Dad 'nearly lost his eye' in alleged teen attack
THE DPP is being asked to drop a prosecution against a youth who was allegedly involved in a knife slash attack where a terrified father was just a millimetre from losing an eye.
The Dublin Children's Court has heard that during the attack two teenage raiders forced their way into the man's home to attack his son.
Two boys, aged 16 and 17, are facing assault, aggravated burglary and criminal damage charges following an alleged incident in Tallaght on January 15 last.
They appeared before Judge John O'Connor for a preliminary hearing to determine whether their trial will remain in the jurisdiction of the Dublin Children's Court.
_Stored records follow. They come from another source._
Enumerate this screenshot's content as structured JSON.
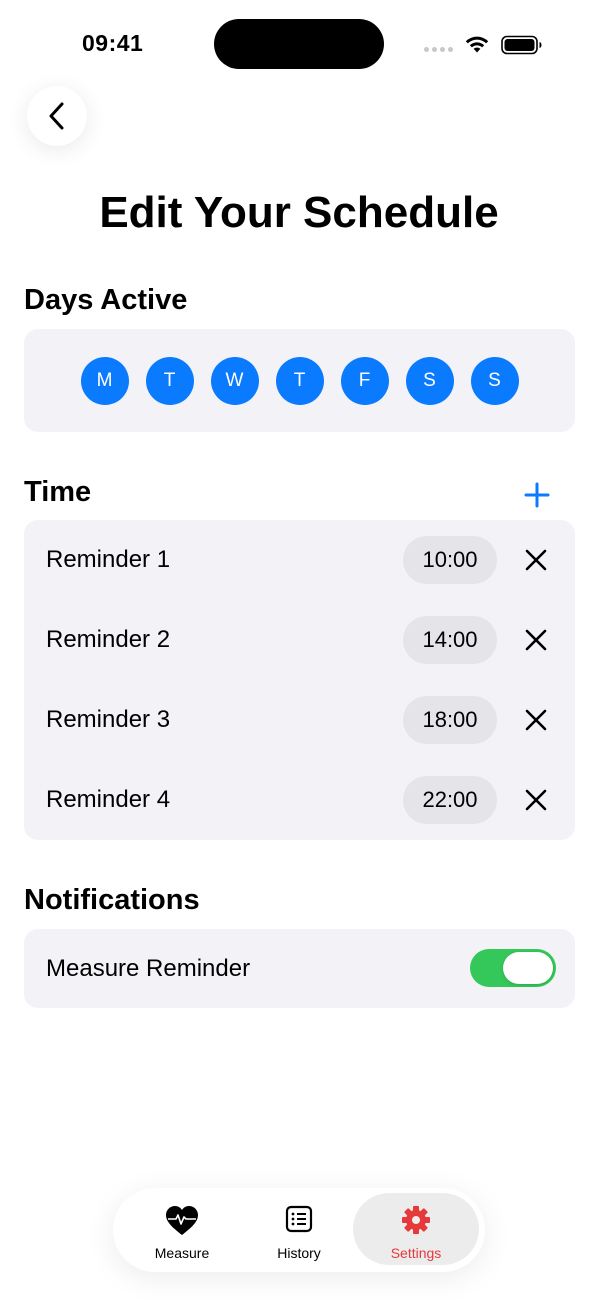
{
  "status_bar": {
    "time": "09:41"
  },
  "header": {
    "title": "Edit Your Schedule"
  },
  "days_active": {
    "title": "Days Active",
    "days": [
      {
        "label": "M",
        "selected": true
      },
      {
        "label": "T",
        "selected": true
      },
      {
        "label": "W",
        "selected": true
      },
      {
        "label": "T",
        "selected": true
      },
      {
        "label": "F",
        "selected": true
      },
      {
        "label": "S",
        "selected": true
      },
      {
        "label": "S",
        "selected": true
      }
    ]
  },
  "time_section": {
    "title": "Time",
    "add_icon": "plus-icon",
    "reminders": [
      {
        "label": "Reminder 1",
        "time": "10:00"
      },
      {
        "label": "Reminder 2",
        "time": "14:00"
      },
      {
        "label": "Reminder 3",
        "time": "18:00"
      },
      {
        "label": "Reminder 4",
        "time": "22:00"
      }
    ]
  },
  "notifications": {
    "title": "Notifications",
    "measure_reminder": {
      "label": "Measure Reminder",
      "enabled": true
    }
  },
  "tab_bar": {
    "tabs": [
      {
        "label": "Measure",
        "icon": "heart-pulse-icon",
        "active": false
      },
      {
        "label": "History",
        "icon": "list-icon",
        "active": false
      },
      {
        "label": "Settings",
        "icon": "gear-icon",
        "active": true
      }
    ]
  },
  "colors": {
    "accent_blue": "#0a7aff",
    "toggle_green": "#34c759",
    "active_tab_red": "#e5393b",
    "card_bg": "#f2f2f7"
  }
}
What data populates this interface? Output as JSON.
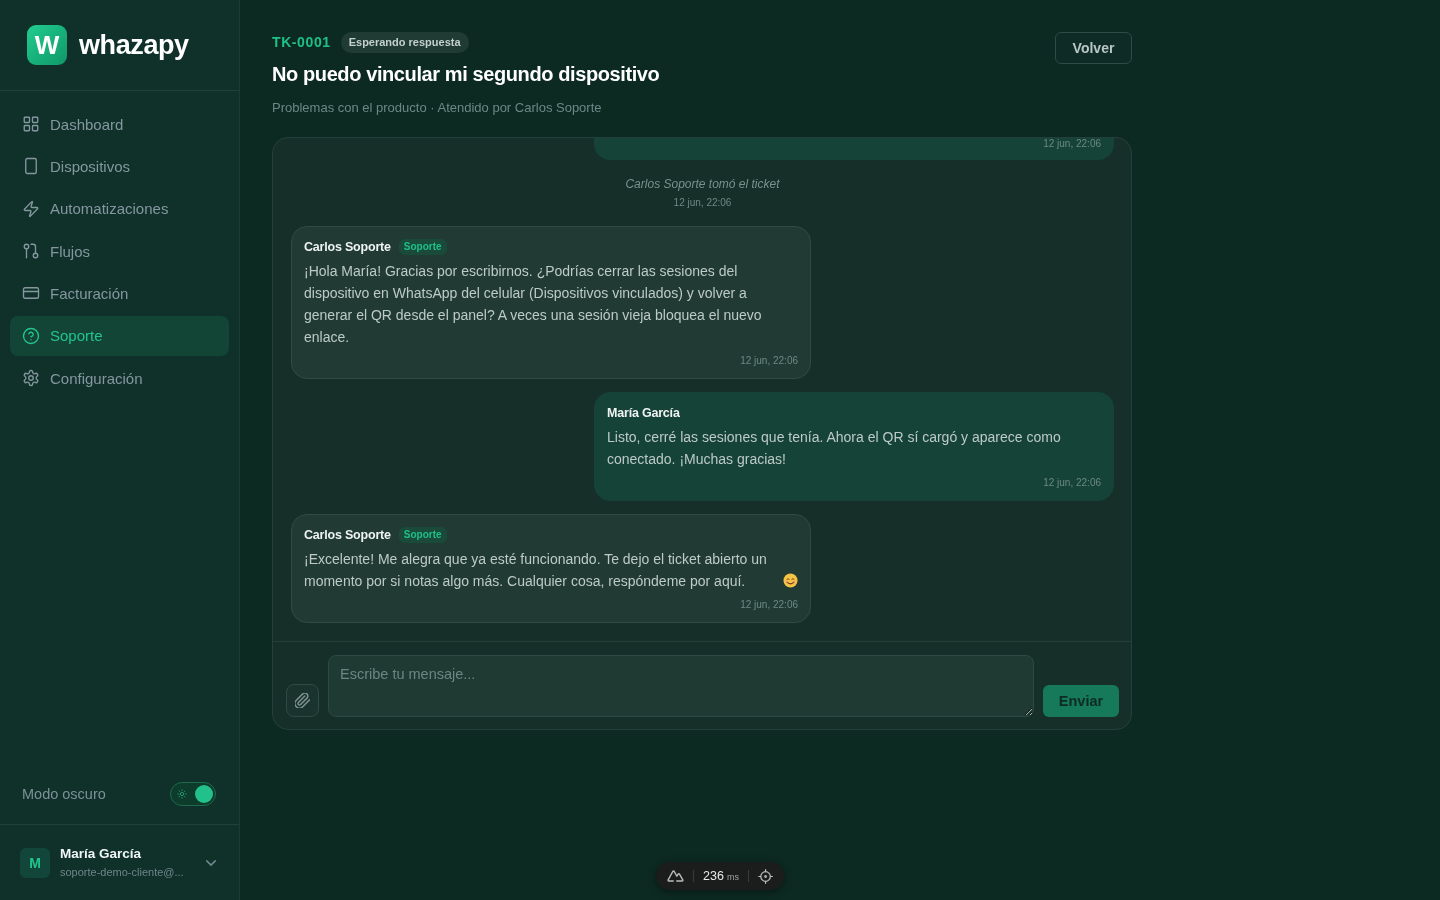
{
  "sidebar": {
    "logo_mark": "W",
    "brand": "whazapy",
    "nav": [
      {
        "label": "Dashboard",
        "selected": false
      },
      {
        "label": "Dispositivos",
        "selected": false
      },
      {
        "label": "Automatizaciones",
        "selected": false
      },
      {
        "label": "Flujos",
        "selected": false
      },
      {
        "label": "Facturación",
        "selected": false
      },
      {
        "label": "Soporte",
        "selected": true
      },
      {
        "label": "Configuración",
        "selected": false
      }
    ],
    "dark_mode": {
      "label": "Modo oscuro",
      "on": true
    },
    "user": {
      "avatar": "M",
      "name": "María García",
      "email": "soporte-demo-cliente@..."
    }
  },
  "ticket": {
    "id": "TK-0001",
    "status": "Esperando respuesta",
    "title": "No puedo vincular mi segundo dispositivo",
    "subtitle": "Problemas con el producto · Atendido por Carlos Soporte",
    "back_button": "Volver"
  },
  "chat": {
    "messages": [
      {
        "kind": "user",
        "clipped_top": true,
        "time": "12 jun, 22:06"
      },
      {
        "kind": "event",
        "text": "Carlos Soporte tomó el ticket",
        "time": "12 jun, 22:06"
      },
      {
        "kind": "agent",
        "author": "Carlos Soporte",
        "role": "Soporte",
        "text": "¡Hola María! Gracias por escribirnos. ¿Podrías cerrar las sesiones del dispositivo en WhatsApp del celular (Dispositivos vinculados) y volver a generar el QR desde el panel? A veces una sesión vieja bloquea el nuevo enlace.",
        "time": "12 jun, 22:06"
      },
      {
        "kind": "user",
        "author": "María García",
        "text": "Listo, cerré las sesiones que tenía. Ahora el QR sí cargó y aparece como conectado. ¡Muchas gracias!",
        "time": "12 jun, 22:06"
      },
      {
        "kind": "agent",
        "author": "Carlos Soporte",
        "role": "Soporte",
        "text": "¡Excelente! Me alegra que ya esté funcionando. Te dejo el ticket abierto un momento por si notas algo más. Cualquier cosa, respóndeme por aquí.",
        "emoji": true,
        "time": "12 jun, 22:06"
      }
    ],
    "composer": {
      "placeholder": "Escribe tu mensaje...",
      "send_button": "Enviar"
    }
  },
  "devtools": {
    "timing": "236",
    "unit": "ms"
  }
}
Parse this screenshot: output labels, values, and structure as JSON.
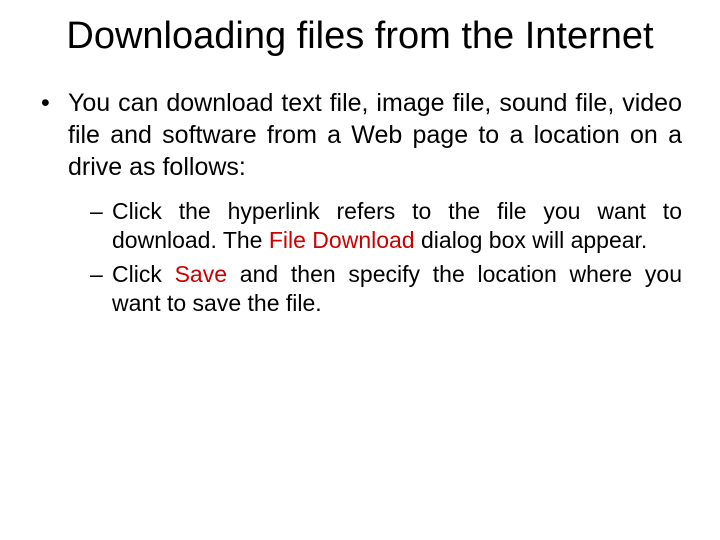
{
  "title": "Downloading files from the Internet",
  "main_bullet": "You can download text file, image file, sound file, video file and software from a Web page to a location on a drive as follows:",
  "sub_bullets": [
    {
      "prefix": "Click the hyperlink refers to the file you want to download. The ",
      "highlight": "File Download",
      "suffix": " dialog box will appear."
    },
    {
      "prefix": "Click ",
      "highlight": "Save",
      "suffix": " and then specify the location where you want to save the file."
    }
  ]
}
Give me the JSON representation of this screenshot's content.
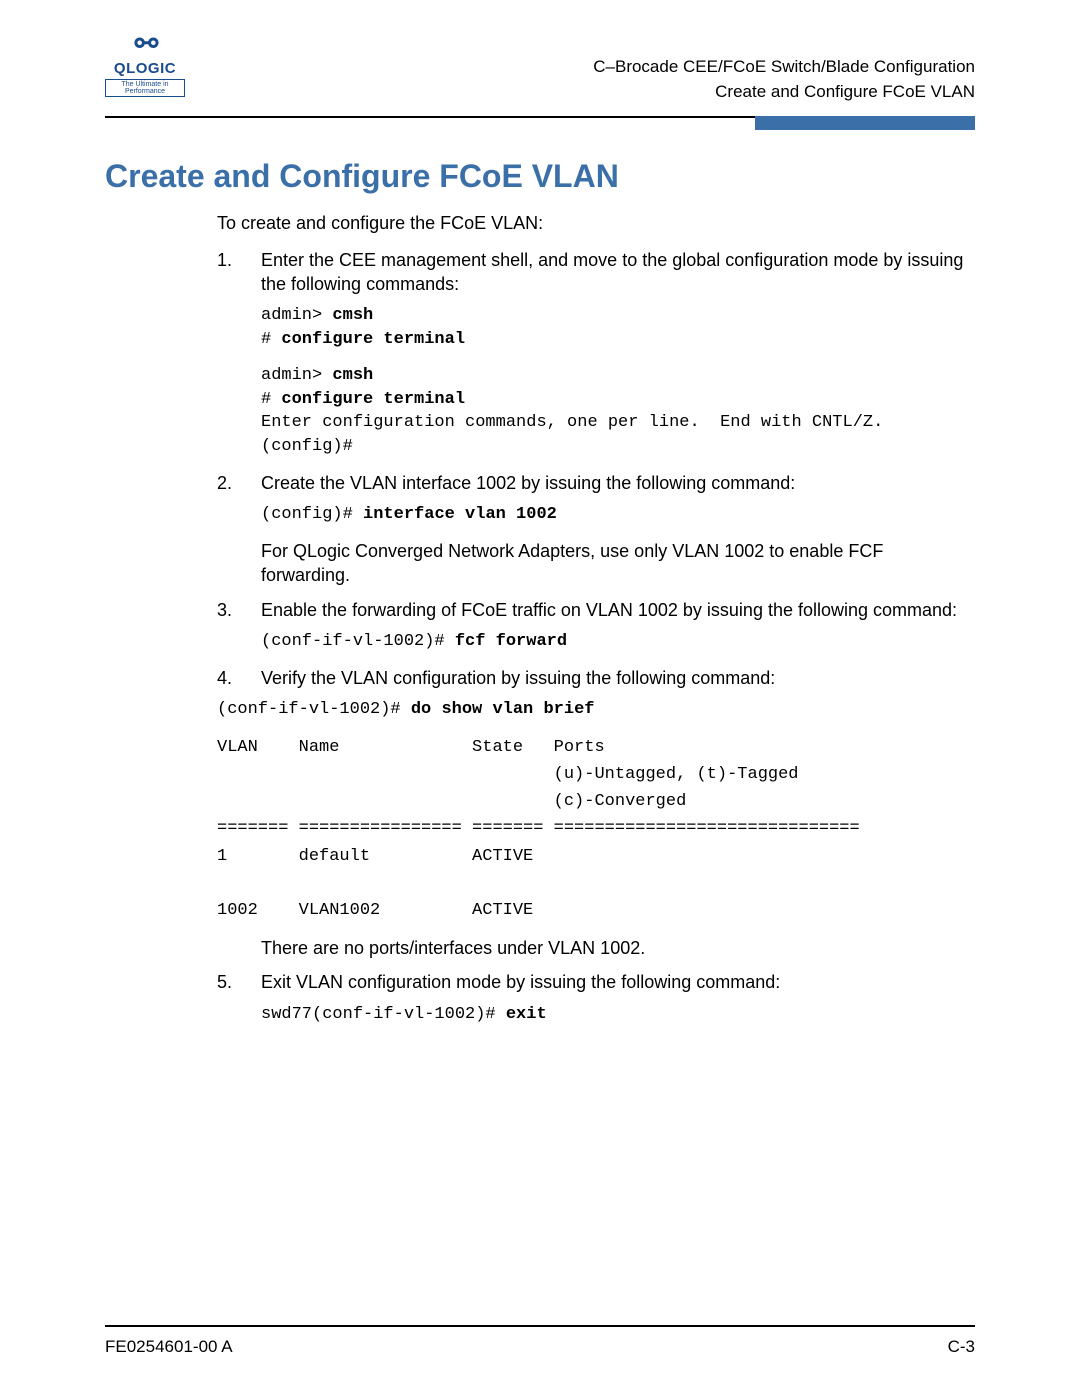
{
  "logo": {
    "brand": "QLOGIC",
    "tagline": "The Ultimate in Performance"
  },
  "header": {
    "line1": "C–Brocade CEE/FCoE Switch/Blade Configuration",
    "line2": "Create and Configure FCoE VLAN"
  },
  "title": "Create and Configure FCoE VLAN",
  "intro": "To create and configure the FCoE VLAN:",
  "steps": {
    "s1": {
      "text": "Enter the CEE management shell, and move to the global configuration mode by issuing the following commands:",
      "code1_line1_a": "admin> ",
      "code1_line1_b": "cmsh",
      "code1_line2_a": "# ",
      "code1_line2_b": "configure terminal",
      "code2_line1_a": "admin> ",
      "code2_line1_b": "cmsh",
      "code2_line2_a": "# ",
      "code2_line2_b": "configure terminal",
      "code2_line3": "Enter configuration commands, one per line.  End with CNTL/Z.",
      "code2_line4": "(config)#"
    },
    "s2": {
      "text": "Create the VLAN interface 1002 by issuing the following command:",
      "code_a": "(config)# ",
      "code_b": "interface vlan 1002",
      "note": "For QLogic Converged Network Adapters, use only VLAN 1002 to enable FCF forwarding."
    },
    "s3": {
      "text": "Enable the forwarding of FCoE traffic on VLAN 1002 by issuing the following command:",
      "code_a": "(conf-if-vl-1002)# ",
      "code_b": "fcf forward"
    },
    "s4": {
      "text": "Verify the VLAN configuration by issuing the following command:",
      "code_a": "(conf-if-vl-1002)# ",
      "code_b": "do show vlan brief",
      "output": "VLAN    Name             State   Ports\n                                 (u)-Untagged, (t)-Tagged\n                                 (c)-Converged\n======= ================ ======= ==============================\n1       default          ACTIVE\n\n1002    VLAN1002         ACTIVE",
      "note": "There are no ports/interfaces under VLAN 1002."
    },
    "s5": {
      "text": "Exit VLAN configuration mode by issuing the following command:",
      "code_a": "swd77(conf-if-vl-1002)# ",
      "code_b": "exit"
    }
  },
  "footer": {
    "left": "FE0254601-00 A",
    "right": "C-3"
  }
}
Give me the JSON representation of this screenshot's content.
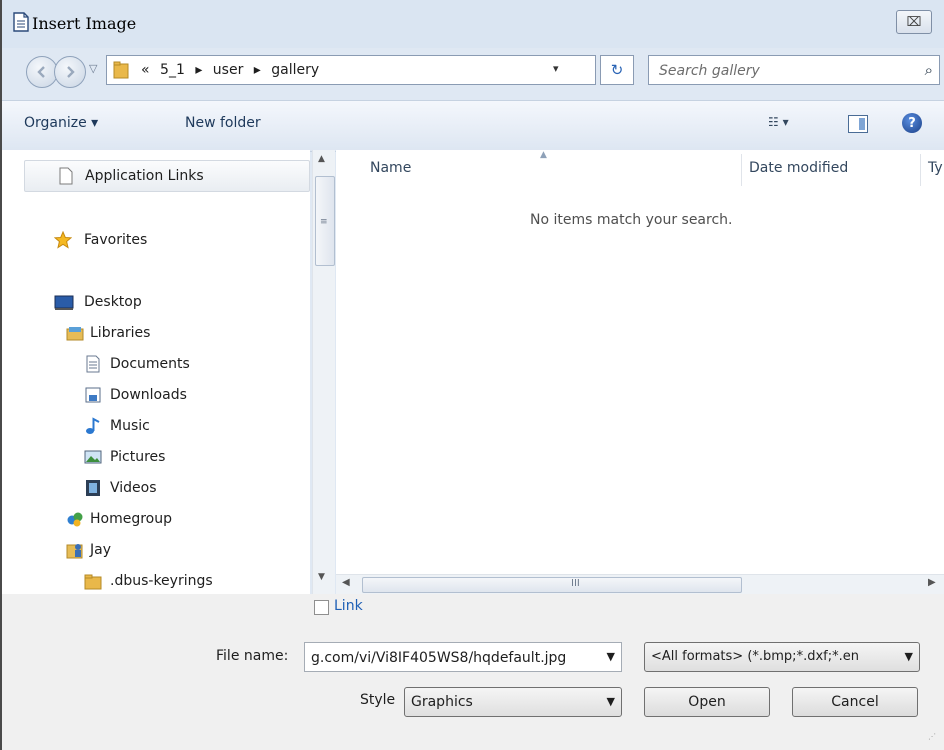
{
  "window": {
    "title": "Insert Image",
    "close_glyph": "⌧",
    "icons": {
      "title": "document-icon",
      "close": "close-icon"
    }
  },
  "address": {
    "overflow": "«",
    "breadcrumb": [
      "5_1",
      "user",
      "gallery"
    ],
    "separator": "▸",
    "dropdown_glyph": "▾",
    "refresh_glyph": "↻",
    "history_glyph": "▽"
  },
  "search": {
    "placeholder": "Search gallery",
    "icon_glyph": "⌕"
  },
  "toolbar": {
    "organize_label": "Organize ▾",
    "new_folder_label": "New folder",
    "view_glyph": "☷ ▾",
    "help_glyph": "?"
  },
  "nav": {
    "items": [
      {
        "label": "Application Links",
        "icon": "page-icon"
      },
      {
        "label": "Favorites",
        "icon": "star-icon"
      },
      {
        "label": "Desktop",
        "icon": "desktop-icon"
      },
      {
        "label": "Libraries",
        "icon": "libraries-icon"
      },
      {
        "label": "Documents",
        "icon": "documents-icon"
      },
      {
        "label": "Downloads",
        "icon": "downloads-icon"
      },
      {
        "label": "Music",
        "icon": "music-icon"
      },
      {
        "label": "Pictures",
        "icon": "pictures-icon"
      },
      {
        "label": "Videos",
        "icon": "videos-icon"
      },
      {
        "label": "Homegroup",
        "icon": "homegroup-icon"
      },
      {
        "label": "Jay",
        "icon": "user-folder-icon"
      },
      {
        "label": ".dbus-keyrings",
        "icon": "folder-icon"
      }
    ],
    "scroll_up": "▲",
    "scroll_down": "▼",
    "scroll_grip": "≡"
  },
  "files": {
    "columns": [
      "Name",
      "Date modified",
      "Ty"
    ],
    "sort_indicator": "▲",
    "empty_message": "No items match your search.",
    "scroll_left": "◀",
    "scroll_right": "▶",
    "scroll_grip": "III"
  },
  "form": {
    "link_label": "Link",
    "link_checked": false,
    "file_name_label": "File name:",
    "file_name_value": "g.com/vi/Vi8IF405WS8/hqdefault.jpg",
    "format_value": "<All formats> (*.bmp;*.dxf;*.en",
    "style_label": "Style",
    "style_value": "Graphics",
    "open_label": "Open",
    "cancel_label": "Cancel",
    "combo_arrow": "▼",
    "resize_grip": "⋰"
  },
  "colors": {
    "window_bg": "#dfe8f3",
    "link_blue": "#1e5fb5",
    "bottom_bg": "#f0f0f0"
  }
}
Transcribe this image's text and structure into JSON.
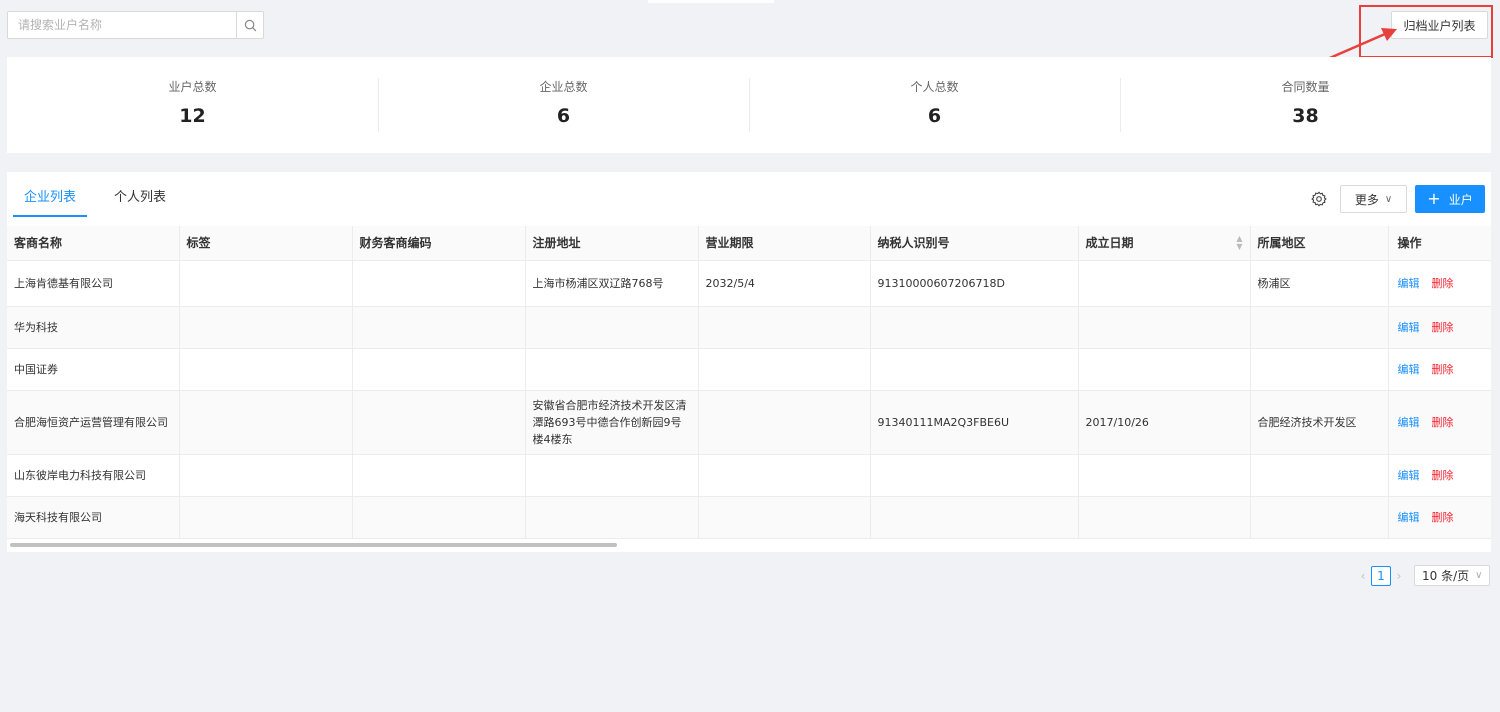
{
  "search": {
    "placeholder": "请搜索业户名称",
    "icon": "search-icon"
  },
  "archive_button": "归档业户列表",
  "stats": [
    {
      "label": "业户总数",
      "value": "12"
    },
    {
      "label": "企业总数",
      "value": "6"
    },
    {
      "label": "个人总数",
      "value": "6"
    },
    {
      "label": "合同数量",
      "value": "38"
    }
  ],
  "tabs": [
    {
      "label": "企业列表",
      "active": true
    },
    {
      "label": "个人列表",
      "active": false
    }
  ],
  "toolbar": {
    "more_label": "更多",
    "add_label": "业户",
    "settings_icon": "gear-icon"
  },
  "table": {
    "columns": [
      "客商名称",
      "标签",
      "财务客商编码",
      "注册地址",
      "营业期限",
      "纳税人识别号",
      "成立日期",
      "所属地区",
      "操作"
    ],
    "rows": [
      {
        "name": "上海肯德基有限公司",
        "tag": "",
        "code": "",
        "address": "上海市杨浦区双辽路768号",
        "term": "2032/5/4",
        "tax_id": "91310000607206718D",
        "founded": "",
        "region": "杨浦区"
      },
      {
        "name": "华为科技",
        "tag": "",
        "code": "",
        "address": "",
        "term": "",
        "tax_id": "",
        "founded": "",
        "region": ""
      },
      {
        "name": "中国证券",
        "tag": "",
        "code": "",
        "address": "",
        "term": "",
        "tax_id": "",
        "founded": "",
        "region": ""
      },
      {
        "name": "合肥海恒资产运营管理有限公司",
        "tag": "",
        "code": "",
        "address": "安徽省合肥市经济技术开发区清潭路693号中德合作创新园9号楼4楼东",
        "term": "",
        "tax_id": "91340111MA2Q3FBE6U",
        "founded": "2017/10/26",
        "region": "合肥经济技术开发区"
      },
      {
        "name": "山东彼岸电力科技有限公司",
        "tag": "",
        "code": "",
        "address": "",
        "term": "",
        "tax_id": "",
        "founded": "",
        "region": ""
      },
      {
        "name": "海天科技有限公司",
        "tag": "",
        "code": "",
        "address": "",
        "term": "",
        "tax_id": "",
        "founded": "",
        "region": ""
      }
    ],
    "action_edit": "编辑",
    "action_delete": "删除"
  },
  "pagination": {
    "current_page": "1",
    "page_size": "10 条/页"
  },
  "colors": {
    "primary": "#1890ff",
    "danger": "#f5222d",
    "annotation": "#e8403c"
  }
}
Judge O'Connor has ruled that the 17-year-old defendant should be tried in the higher court and that youth has been remanded on bail pending the preparation of a book of evidence.
However, he has adjourned making a trial venue ruling in the younger boy's case.
Defence solicitor Gareth Noble said that boy has had a "transient lifestyle", has struggled with addiction difficulties and has also attended mental health treatment.
A psychiatric report on that boy is to be sent by the defence to the DPP to consider whether his prosecution will proceed.
Both youths will appear again next month.
Det Garda Dave Jennings told Judge O'Connor that it was alleged that the victim's 17-year-old son had been watching TV in their home when the two youths "forced their way in".
The 17-year-old boy managed to fend off the two alleged raiders and forced them out of the house.
It was alleged that at this point the younger defendant handed a knife to his co-accused and they used it to smash the front door of the house.
The 40-year-old home-owner then came downstairs and it was alleged the older defendant "swung the knife at the injured party catching him from the base of his nose right up under the eye with the tip of the knife".
Det Gda Jennings told Judge O'Connor that this attack, "could have resulted in the loss of an eye, there was a millimetre in the difference".